## Exercise directions
Could you repeat the records below exactly, leaving out any pictures?

Data extracted from a collection

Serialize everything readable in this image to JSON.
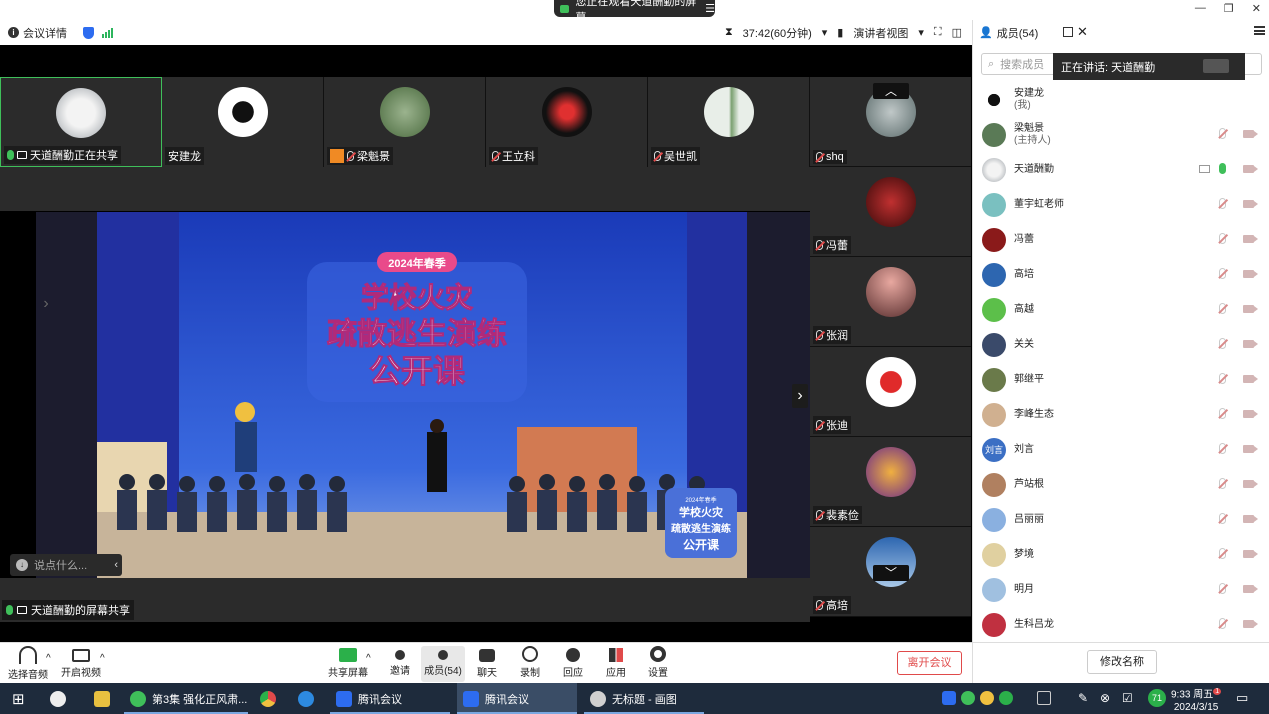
{
  "window": {
    "share_banner": "您正在观看天道酬勤的屏幕",
    "minimize": "—",
    "restore": "❐",
    "close": "✕"
  },
  "meeting_bar": {
    "details_label": "会议详情",
    "timer": "37:42(60分钟)",
    "view_mode": "演讲者视图"
  },
  "thumbnails": [
    {
      "name": "天道酬勤正在共享",
      "mic": "on-share",
      "avatar_color": "#9aa0a6"
    },
    {
      "name": "安建龙",
      "mic": "none",
      "avatar_color": "#111111"
    },
    {
      "name": "梁魁景",
      "mic": "off",
      "avatar_color": "#5a7a56",
      "host_badge": true
    },
    {
      "name": "王立科",
      "mic": "off",
      "avatar_color": "#c0191f"
    },
    {
      "name": "吴世凯",
      "mic": "off",
      "avatar_color": "#8fae96"
    }
  ],
  "right_tiles": [
    {
      "name": "shq",
      "avatar_color": "#7b8c8f"
    },
    {
      "name": "冯蕾",
      "avatar_color": "#8a1a1a"
    },
    {
      "name": "张润",
      "avatar_color": "#a9736a"
    },
    {
      "name": "张迪",
      "avatar_color": "#e23030"
    },
    {
      "name": "裴素俭",
      "avatar_color": "#e0a030"
    },
    {
      "name": "高培",
      "avatar_color": "#2d66b0"
    }
  ],
  "slide": {
    "badge": "2024年春季",
    "line1": "学校火灾",
    "line2": "疏散逃生演练",
    "line3": "公开课",
    "small_badge": "2024年春季",
    "small_line1": "学校火灾",
    "small_line2": "疏散逃生演练",
    "small_line3": "公开课"
  },
  "share_status": "天道酬勤的屏幕共享",
  "chat_placeholder": "说点什么...",
  "toolbar": {
    "audio": "选择音频",
    "video": "开启视频",
    "share": "共享屏幕",
    "invite": "邀请",
    "members": "成员(54)",
    "chat": "聊天",
    "record": "录制",
    "react": "回应",
    "apps": "应用",
    "settings": "设置",
    "leave": "离开会议"
  },
  "panel": {
    "title": "成员(54)",
    "search_placeholder": "搜索成员",
    "speaking_label": "正在讲话:",
    "speaking_name": "天道酬勤",
    "rename": "修改名称",
    "members": [
      {
        "name": "安建龙",
        "sub": "(我)",
        "color": "#222222",
        "mic": "none"
      },
      {
        "name": "梁魁景",
        "sub": "(主持人)",
        "color": "#5a7a56",
        "mic": "off"
      },
      {
        "name": "天道酬勤",
        "sub": "",
        "color": "#9aa0a6",
        "mic": "on",
        "sharing": true
      },
      {
        "name": "董宇虹老师",
        "sub": "",
        "color": "#7ac0c0",
        "mic": "off"
      },
      {
        "name": "冯蕾",
        "sub": "",
        "color": "#8a1a1a",
        "mic": "off"
      },
      {
        "name": "高培",
        "sub": "",
        "color": "#2d66b0",
        "mic": "off"
      },
      {
        "name": "高越",
        "sub": "",
        "color": "#5cbf4a",
        "mic": "off"
      },
      {
        "name": "关关",
        "sub": "",
        "color": "#3a4a6a",
        "mic": "off"
      },
      {
        "name": "郭继平",
        "sub": "",
        "color": "#6a7a4a",
        "mic": "off"
      },
      {
        "name": "李峰生态",
        "sub": "",
        "color": "#d0b090",
        "mic": "off"
      },
      {
        "name": "刘言",
        "sub": "",
        "color": "#3b6fc4",
        "mic": "off",
        "initials": "刘言"
      },
      {
        "name": "芦站根",
        "sub": "",
        "color": "#b08060",
        "mic": "off"
      },
      {
        "name": "吕丽丽",
        "sub": "",
        "color": "#8ab0e0",
        "mic": "off"
      },
      {
        "name": "梦境",
        "sub": "",
        "color": "#e0d0a0",
        "mic": "off"
      },
      {
        "name": "明月",
        "sub": "",
        "color": "#a0c0e0",
        "mic": "off"
      },
      {
        "name": "生科吕龙",
        "sub": "",
        "color": "#c03040",
        "mic": "off"
      }
    ]
  },
  "taskbar": {
    "tasks": [
      {
        "label": "第3集 强化正风肃...",
        "color": "#3fbf5a"
      },
      {
        "label": "",
        "color": "#e8a020"
      },
      {
        "label": "",
        "color": "#2d8ae0"
      },
      {
        "label": "腾讯会议",
        "color": "#2d6cf0"
      },
      {
        "label": "腾讯会议",
        "color": "#2d6cf0"
      },
      {
        "label": "无标题 - 画图",
        "color": "#d0d0d0"
      }
    ],
    "time": "9:33 周五",
    "date": "2024/3/15",
    "badge": "71",
    "notification": "1"
  }
}
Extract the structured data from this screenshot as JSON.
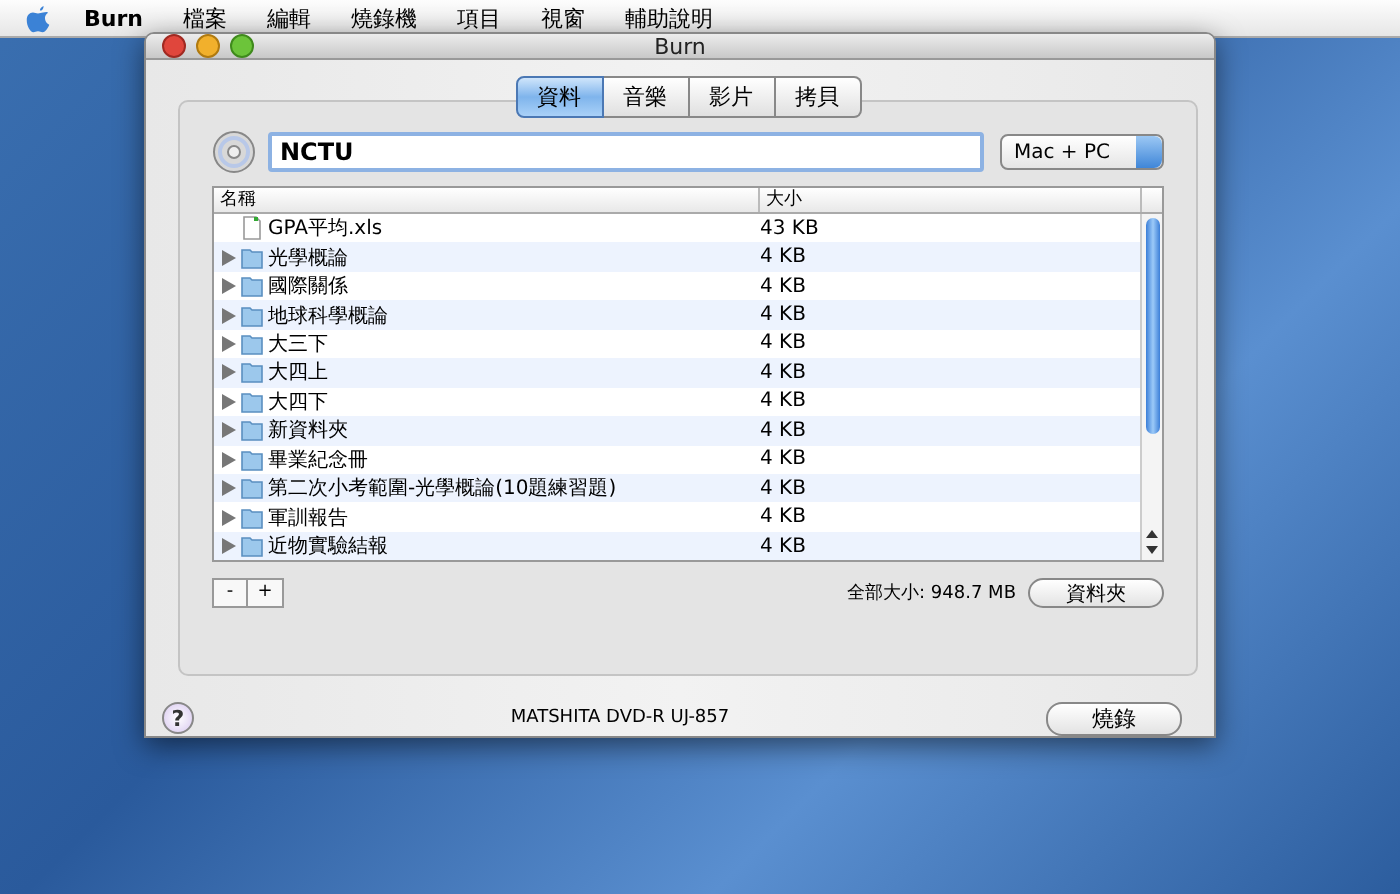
{
  "menu_bar": {
    "app_name": "Burn",
    "items": [
      "檔案",
      "編輯",
      "燒錄機",
      "項目",
      "視窗",
      "輔助說明"
    ]
  },
  "window": {
    "title": "Burn"
  },
  "tabs": [
    {
      "label": "資料",
      "selected": true
    },
    {
      "label": "音樂",
      "selected": false
    },
    {
      "label": "影片",
      "selected": false
    },
    {
      "label": "拷貝",
      "selected": false
    }
  ],
  "disc_name": {
    "value": "NCTU"
  },
  "format_popup": {
    "value": "Mac + PC"
  },
  "table": {
    "columns": [
      "名稱",
      "大小"
    ],
    "rows": [
      {
        "kind": "file",
        "name": "GPA平均.xls",
        "size": "43 KB"
      },
      {
        "kind": "folder",
        "name": "光學概論",
        "size": "4 KB"
      },
      {
        "kind": "folder",
        "name": "國際關係",
        "size": "4 KB"
      },
      {
        "kind": "folder",
        "name": "地球科學概論",
        "size": "4 KB"
      },
      {
        "kind": "folder",
        "name": "大三下",
        "size": "4 KB"
      },
      {
        "kind": "folder",
        "name": "大四上",
        "size": "4 KB"
      },
      {
        "kind": "folder",
        "name": "大四下",
        "size": "4 KB"
      },
      {
        "kind": "folder",
        "name": "新資料夾",
        "size": "4 KB"
      },
      {
        "kind": "folder",
        "name": "畢業紀念冊",
        "size": "4 KB"
      },
      {
        "kind": "folder",
        "name": "第二次小考範圍-光學概論(10題練習題)",
        "size": "4 KB"
      },
      {
        "kind": "folder",
        "name": "軍訓報告",
        "size": "4 KB"
      },
      {
        "kind": "folder",
        "name": "近物實驗結報",
        "size": "4 KB"
      }
    ]
  },
  "list_buttons": [
    "-",
    "+"
  ],
  "total_size": "全部大小: 948.7 MB",
  "folder_button": "資料夾",
  "help_button": "?",
  "drive_name": "MATSHITA DVD-R UJ-857",
  "burn_button": "燒錄"
}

## Solution for this problem
Serialize everything readable in this image to JSON.
{
  "window": {
    "share_banner": "您正在观看天道酬勤的屏幕",
    "minimize": "—",
    "restore": "❐",
    "close": "✕"
  },
  "meeting_bar": {
    "details_label": "会议详情",
    "timer": "37:42(60分钟)",
    "view_mode": "演讲者视图"
  },
  "thumbnails": [
    {
      "name": "天道酬勤正在共享",
      "mic": "on-share",
      "avatar_color": "#9aa0a6"
    },
    {
      "name": "安建龙",
      "mic": "none",
      "avatar_color": "#111111"
    },
    {
      "name": "梁魁景",
      "mic": "off",
      "avatar_color": "#5a7a56",
      "host_badge": true
    },
    {
      "name": "王立科",
      "mic": "off",
      "avatar_color": "#c0191f"
    },
    {
      "name": "吴世凯",
      "mic": "off",
      "avatar_color": "#8fae96"
    }
  ],
  "right_tiles": [
    {
      "name": "shq",
      "avatar_color": "#7b8c8f"
    },
    {
      "name": "冯蕾",
      "avatar_color": "#8a1a1a"
    },
    {
      "name": "张润",
      "avatar_color": "#a9736a"
    },
    {
      "name": "张迪",
      "avatar_color": "#e23030"
    },
    {
      "name": "裴素俭",
      "avatar_color": "#e0a030"
    },
    {
      "name": "高培",
      "avatar_color": "#2d66b0"
    }
  ],
  "slide": {
    "badge": "2024年春季",
    "line1": "学校火灾",
    "line2": "疏散逃生演练",
    "line3": "公开课",
    "small_badge": "2024年春季",
    "small_line1": "学校火灾",
    "small_line2": "疏散逃生演练",
    "small_line3": "公开课"
  },
  "share_status": "天道酬勤的屏幕共享",
  "chat_placeholder": "说点什么...",
  "toolbar": {
    "audio": "选择音频",
    "video": "开启视频",
    "share": "共享屏幕",
    "invite": "邀请",
    "members": "成员(54)",
    "chat": "聊天",
    "record": "录制",
    "react": "回应",
    "apps": "应用",
    "settings": "设置",
    "leave": "离开会议"
  },
  "panel": {
    "title": "成员(54)",
    "search_placeholder": "搜索成员",
    "speaking_label": "正在讲话:",
    "speaking_name": "天道酬勤",
    "rename": "修改名称",
    "members": [
      {
        "name": "安建龙",
        "sub": "(我)",
        "color": "#222222",
        "mic": "none"
      },
      {
        "name": "梁魁景",
        "sub": "(主持人)",
        "color": "#5a7a56",
        "mic": "off"
      },
      {
        "name": "天道酬勤",
        "sub": "",
        "color": "#9aa0a6",
        "mic": "on",
        "sharing": true
      },
      {
        "name": "董宇虹老师",
        "sub": "",
        "color": "#7ac0c0",
        "mic": "off"
      },
      {
        "name": "冯蕾",
        "sub": "",
        "color": "#8a1a1a",
        "mic": "off"
      },
      {
        "name": "高培",
        "sub": "",
        "color": "#2d66b0",
        "mic": "off"
      },
      {
        "name": "高越",
        "sub": "",
        "color": "#5cbf4a",
        "mic": "off"
      },
      {
        "name": "关关",
        "sub": "",
        "color": "#3a4a6a",
        "mic": "off"
      },
      {
        "name": "郭继平",
        "sub": "",
        "color": "#6a7a4a",
        "mic": "off"
      },
      {
        "name": "李峰生态",
        "sub": "",
        "color": "#d0b090",
        "mic": "off"
      },
      {
        "name": "刘言",
        "sub": "",
        "color": "#3b6fc4",
        "mic": "off",
        "initials": "刘言"
      },
      {
        "name": "芦站根",
        "sub": "",
        "color": "#b08060",
        "mic": "off"
      },
      {
        "name": "吕丽丽",
        "sub": "",
        "color": "#8ab0e0",
        "mic": "off"
      },
      {
        "name": "梦境",
        "sub": "",
        "color": "#e0d0a0",
        "mic": "off"
      },
      {
        "name": "明月",
        "sub": "",
        "color": "#a0c0e0",
        "mic": "off"
      },
      {
        "name": "生科吕龙",
        "sub": "",
        "color": "#c03040",
        "mic": "off"
      }
    ]
  },
  "taskbar": {
    "tasks": [
      {
        "label": "第3集 强化正风肃...",
        "color": "#3fbf5a"
      },
      {
        "label": "",
        "color": "#e8a020"
      },
      {
        "label": "",
        "color": "#2d8ae0"
      },
      {
        "label": "腾讯会议",
        "color": "#2d6cf0"
      },
      {
        "label": "腾讯会议",
        "color": "#2d6cf0"
      },
      {
        "label": "无标题 - 画图",
        "color": "#d0d0d0"
      }
    ],
    "time": "9:33 周五",
    "date": "2024/3/15",
    "badge": "71",
    "notification": "1"
  }
}
Extract the structured data from this screenshot as JSON.
{
  "menu_bar": {
    "app_name": "Burn",
    "items": [
      "檔案",
      "編輯",
      "燒錄機",
      "項目",
      "視窗",
      "輔助說明"
    ]
  },
  "window": {
    "title": "Burn"
  },
  "tabs": [
    {
      "label": "資料",
      "selected": true
    },
    {
      "label": "音樂",
      "selected": false
    },
    {
      "label": "影片",
      "selected": false
    },
    {
      "label": "拷貝",
      "selected": false
    }
  ],
  "disc_name": {
    "value": "NCTU"
  },
  "format_popup": {
    "value": "Mac + PC"
  },
  "table": {
    "columns": [
      "名稱",
      "大小"
    ],
    "rows": [
      {
        "kind": "file",
        "name": "GPA平均.xls",
        "size": "43 KB"
      },
      {
        "kind": "folder",
        "name": "光學概論",
        "size": "4 KB"
      },
      {
        "kind": "folder",
        "name": "國際關係",
        "size": "4 KB"
      },
      {
        "kind": "folder",
        "name": "地球科學概論",
        "size": "4 KB"
      },
      {
        "kind": "folder",
        "name": "大三下",
        "size": "4 KB"
      },
      {
        "kind": "folder",
        "name": "大四上",
        "size": "4 KB"
      },
      {
        "kind": "folder",
        "name": "大四下",
        "size": "4 KB"
      },
      {
        "kind": "folder",
        "name": "新資料夾",
        "size": "4 KB"
      },
      {
        "kind": "folder",
        "name": "畢業紀念冊",
        "size": "4 KB"
      },
      {
        "kind": "folder",
        "name": "第二次小考範圍-光學概論(10題練習題)",
        "size": "4 KB"
      },
      {
        "kind": "folder",
        "name": "軍訓報告",
        "size": "4 KB"
      },
      {
        "kind": "folder",
        "name": "近物實驗結報",
        "size": "4 KB"
      }
    ]
  },
  "list_buttons": [
    "-",
    "+"
  ],
  "total_size": "全部大小: 948.7 MB",
  "folder_button": "資料夾",
  "help_button": "?",
  "drive_name": "MATSHITA DVD-R UJ-857",
  "burn_button": "燒錄"
}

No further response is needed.